GRAND FORKS — Salary increases, campus building plans and future legislative concerns were among the topics discussed by UND faculty and staff during an event at City Hall on Wednesday, 26 april.
The online town hall event is held periodically to give UND employees the opportunity to anonymously ask questions of university administrators. A similar event for students and parents is scheduled to take place on the evening of May 2. Among other concerns on Wednesday, UND employees were curious about how the pay increases would be implemented, as well as administrators’ priorities for the next legislative session.
When asked how salary increases would be handled, Jed Shivers, vice president of finance and operations, said each UND department had received an allocation of money to distribute up to 2% of salary increases, a number largely defined by the legislature. The raises are merit-based, he said.
Chills had a similar response when asked why salary increases are determined by the Legislative Assembly, when only a portion of the university’s budget comes from state coffers. Chills said the state funds about 22% of the university’s overall budget. He said people should wait and see what happens in the next legislative session, to see what steps can be taken to adjust wages to inflation, which has soared in recent months.
“Overall, we are following legislative guidelines,” Shivers said. “We will see what happens in (fiscal year 2024) as we enter the new two-year process.
Chairman Andrew Armacost said inflation is “top of the list” on people’s minds when it comes to asking for legislative support. UND is working to advance a list of its priorities for the legislature, as are other public educational institutions. This list includes adjusting the rate of merit-based salary increases and funding capital improvement projects.

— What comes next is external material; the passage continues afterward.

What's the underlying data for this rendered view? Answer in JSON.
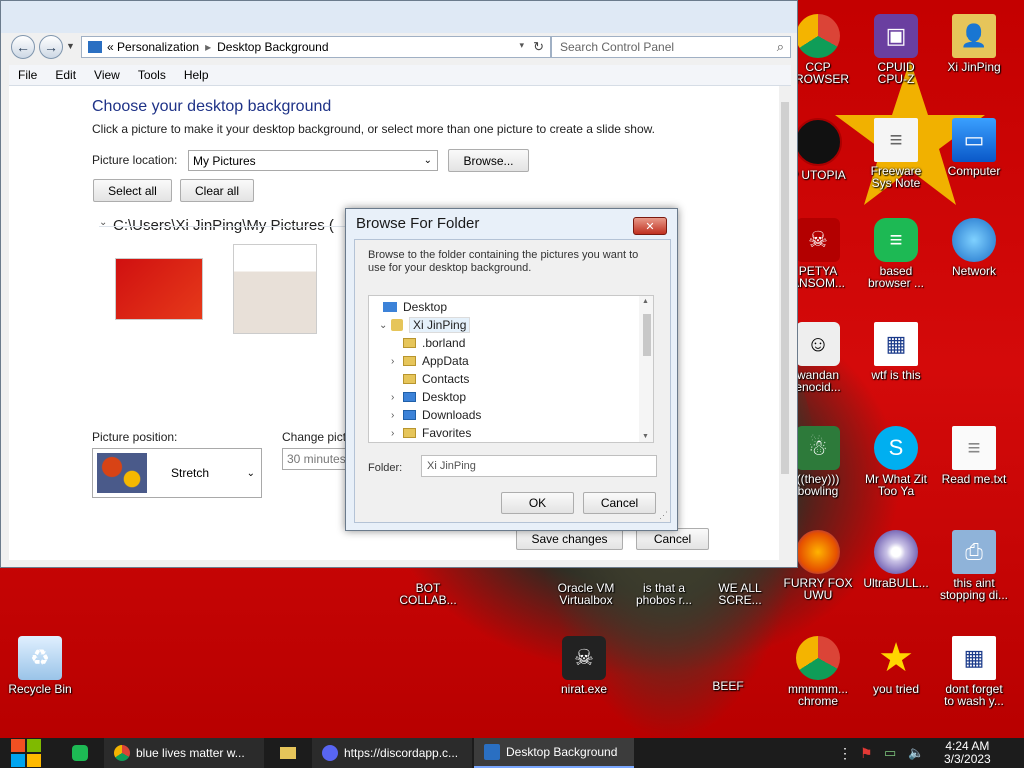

Other legislative priorities include using state Legacy Fund revenues to support research and development to diversify the economy, which Gov. Doug Burgum has prioritized under his Main Street agenda. Initiative.

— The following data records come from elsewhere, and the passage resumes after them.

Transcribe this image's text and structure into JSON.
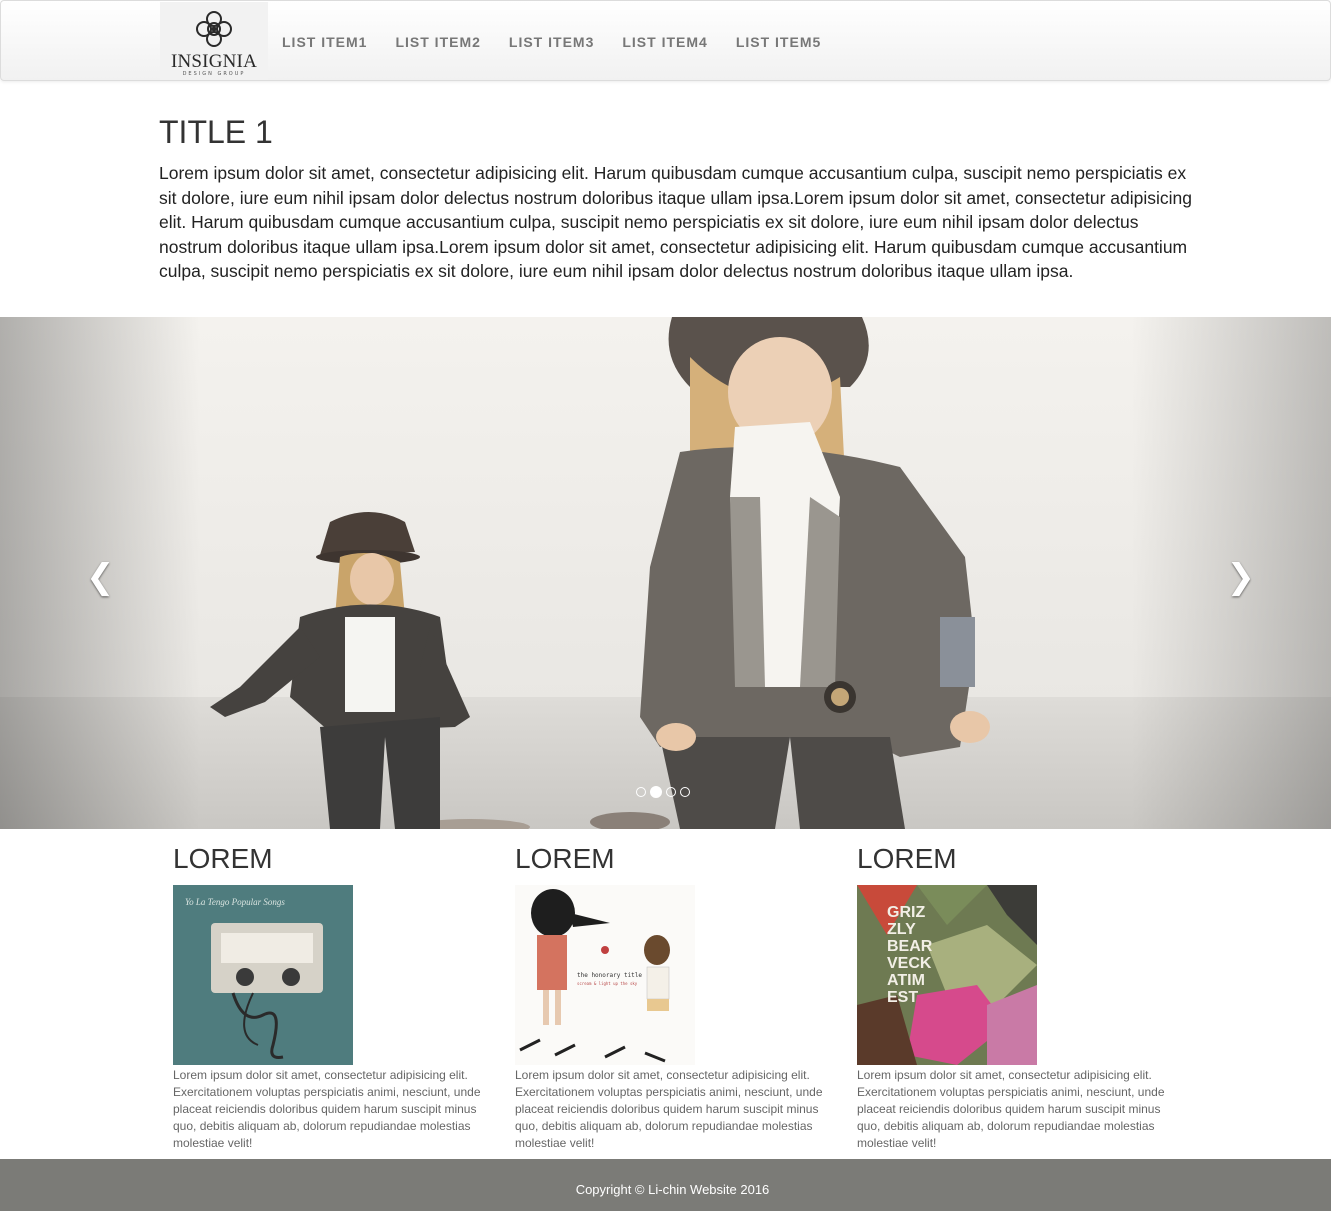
{
  "nav": {
    "logo": {
      "name": "INSIGNIA",
      "tagline": "DESIGN GROUP"
    },
    "items": [
      "LIST ITEM1",
      "LIST ITEM2",
      "LIST ITEM3",
      "LIST ITEM4",
      "LIST ITEM5"
    ]
  },
  "intro": {
    "title": "TITLE 1",
    "text": "Lorem ipsum dolor sit amet, consectetur adipisicing elit. Harum quibusdam cumque accusantium culpa, suscipit nemo perspiciatis ex sit dolore, iure eum nihil ipsam dolor delectus nostrum doloribus itaque ullam ipsa.Lorem ipsum dolor sit amet, consectetur adipisicing elit. Harum quibusdam cumque accusantium culpa, suscipit nemo perspiciatis ex sit dolore, iure eum nihil ipsam dolor delectus nostrum doloribus itaque ullam ipsa.Lorem ipsum dolor sit amet, consectetur adipisicing elit. Harum quibusdam cumque accusantium culpa, suscipit nemo perspiciatis ex sit dolore, iure eum nihil ipsam dolor delectus nostrum doloribus itaque ullam ipsa."
  },
  "carousel": {
    "prev_icon": "chevron-left-icon",
    "next_icon": "chevron-right-icon",
    "prev_glyph": "❮",
    "next_glyph": "❯",
    "slide_count": 4,
    "active_slide": 2
  },
  "columns": [
    {
      "title": "LOREM",
      "album_text": [
        "Yo La Tengo   Popular Songs"
      ],
      "text": "Lorem ipsum dolor sit amet, consectetur adipisicing elit. Exercitationem voluptas perspiciatis animi, nesciunt, unde placeat reiciendis doloribus quidem harum suscipit minus quo, debitis aliquam ab, dolorum repudiandae molestias molestiae velit!"
    },
    {
      "title": "LOREM",
      "album_text": [
        "the honorary title",
        "scream & light up the sky"
      ],
      "text": "Lorem ipsum dolor sit amet, consectetur adipisicing elit. Exercitationem voluptas perspiciatis animi, nesciunt, unde placeat reiciendis doloribus quidem harum suscipit minus quo, debitis aliquam ab, dolorum repudiandae molestias molestiae velit!"
    },
    {
      "title": "LOREM",
      "album_text": [
        "GRIZ",
        "ZLY",
        "BEAR",
        "VECK",
        "ATIM",
        "EST"
      ],
      "text": "Lorem ipsum dolor sit amet, consectetur adipisicing elit. Exercitationem voluptas perspiciatis animi, nesciunt, unde placeat reiciendis doloribus quidem harum suscipit minus quo, debitis aliquam ab, dolorum repudiandae molestias molestiae velit!"
    }
  ],
  "footer": {
    "copyright": "Copyright © Li-chin Website 2016"
  },
  "colors": {
    "footer_bg": "#7b7b77",
    "nav_text": "#777777",
    "body_text": "#333333"
  }
}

Joshua Wynne, dean of the school of medicine and health sciences, urged people to submit their ideas for legislative priorities, through their usual chain of command.

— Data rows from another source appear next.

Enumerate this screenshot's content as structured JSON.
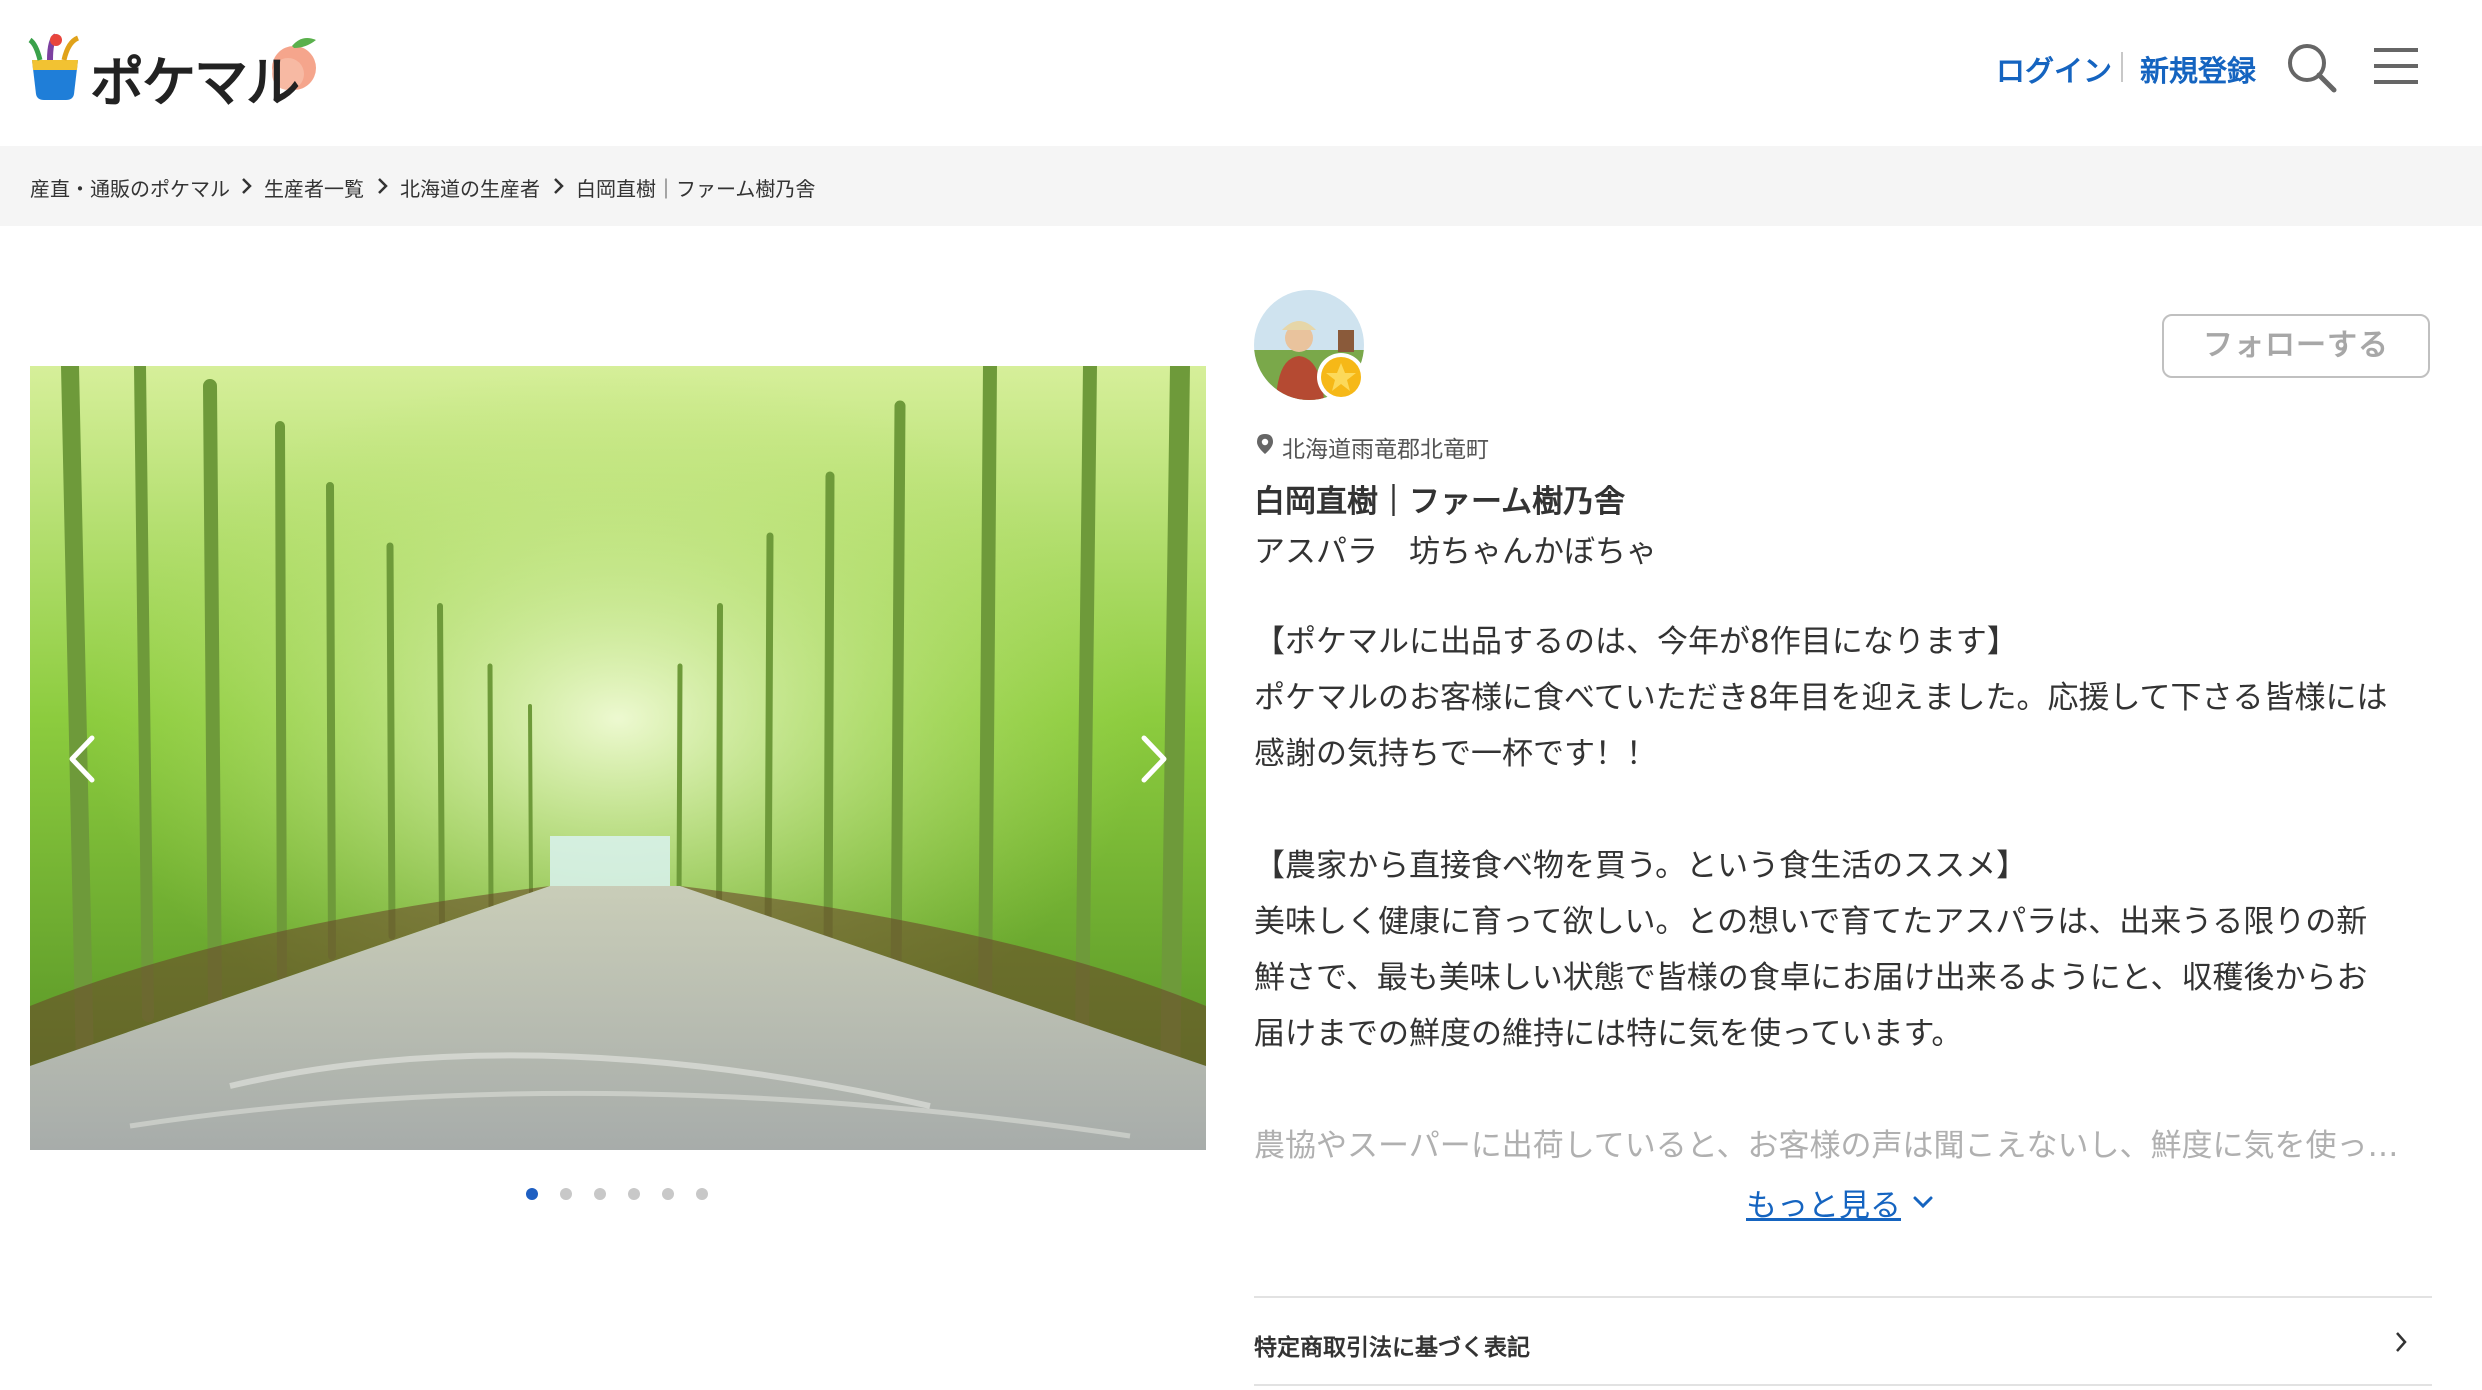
{
  "header": {
    "logo_text": "ポケマル",
    "login_label": "ログイン",
    "signup_label": "新規登録",
    "search_icon": "search-icon",
    "menu_icon": "hamburger-menu-icon",
    "accent_color": "#1564c0"
  },
  "breadcrumb": {
    "items": [
      "産直・通販のポケマル",
      "生産者一覧",
      "北海道の生産者",
      "白岡直樹｜ファーム樹乃舎"
    ]
  },
  "carousel": {
    "prev_icon": "chevron-left-icon",
    "next_icon": "chevron-right-icon",
    "slide_count": 6,
    "active_index": 0
  },
  "producer": {
    "follow_label": "フォローする",
    "location": "北海道雨竜郡北竜町",
    "name": "白岡直樹｜ファーム樹乃舎",
    "items": "アスパラ　坊ちゃんかぼちゃ",
    "badge_icon": "star-badge-icon"
  },
  "description": {
    "lines": [
      "【ポケマルに出品するのは、今年が8作目になります】",
      "ポケマルのお客様に食べていただき8年目を迎えました。応援して下さる皆様には",
      "感謝の気持ちで一杯です！！",
      "",
      "【農家から直接食べ物を買う。という食生活のススメ】",
      "美味しく健康に育って欲しい。との想いで育てたアスパラは、出来うる限りの新",
      "鮮さで、最も美味しい状態で皆様の食卓にお届け出来るようにと、収穫後からお",
      "届けまでの鮮度の維持には特に気を使っています。",
      "",
      "農協やスーパーに出荷していると、お客様の声は聞こえないし、鮮度に気を使っ…"
    ],
    "more_label": "もっと見る"
  },
  "law_link": {
    "label": "特定商取引法に基づく表記"
  }
}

Peggy Varberg, associate vice president of human resources, said salary increases will be determined by supervisors in each department and will be broadly enforced. Of around 1,800 people, fewer than five will not receive a raise because they do not meet the minimum standards.
“We have a lot of people doing a really good job, and then we just have a few people that we need to make it happen,” Varberg said. “That’s our plan to do that.”
Remote work was also discussed, as some employees wondered why some could work from home while others had to show up in person. Donna Smith, associate vice president of equal opportunity and Title IX, said the issue is decided on a case-by-case basis through an interactive process between the employee, supervisor and human resources manager facilitating the process. adaptation.
Varberg also said remote work is part of the changing face of higher education. In some cases, it is used as a retention and recruitment tool. Skilled positions may not have a local candidate, and people from out of state who apply may not want to move to North Dakota, she said. In some cases, people in data-driven jobs don’t have a counterpart to interact with face-to-face.
“It’s a shift in higher education in general that we’re seeing,” she said.
Discussion continued on other topics, including parking around Wilkerson Commons. Mike Pieper, associate vice president of facilities, said the parking lot will not be dismantled after construction of new sleeping quarters in the area is completed.
When asked, Pieper said fundraising to renovate Babcock Hall had been approved, but there was no ongoing effort to do so yet. The apparently unused building has been given a new roof to prevent water damage and is in a “safe holding pattern” for future use.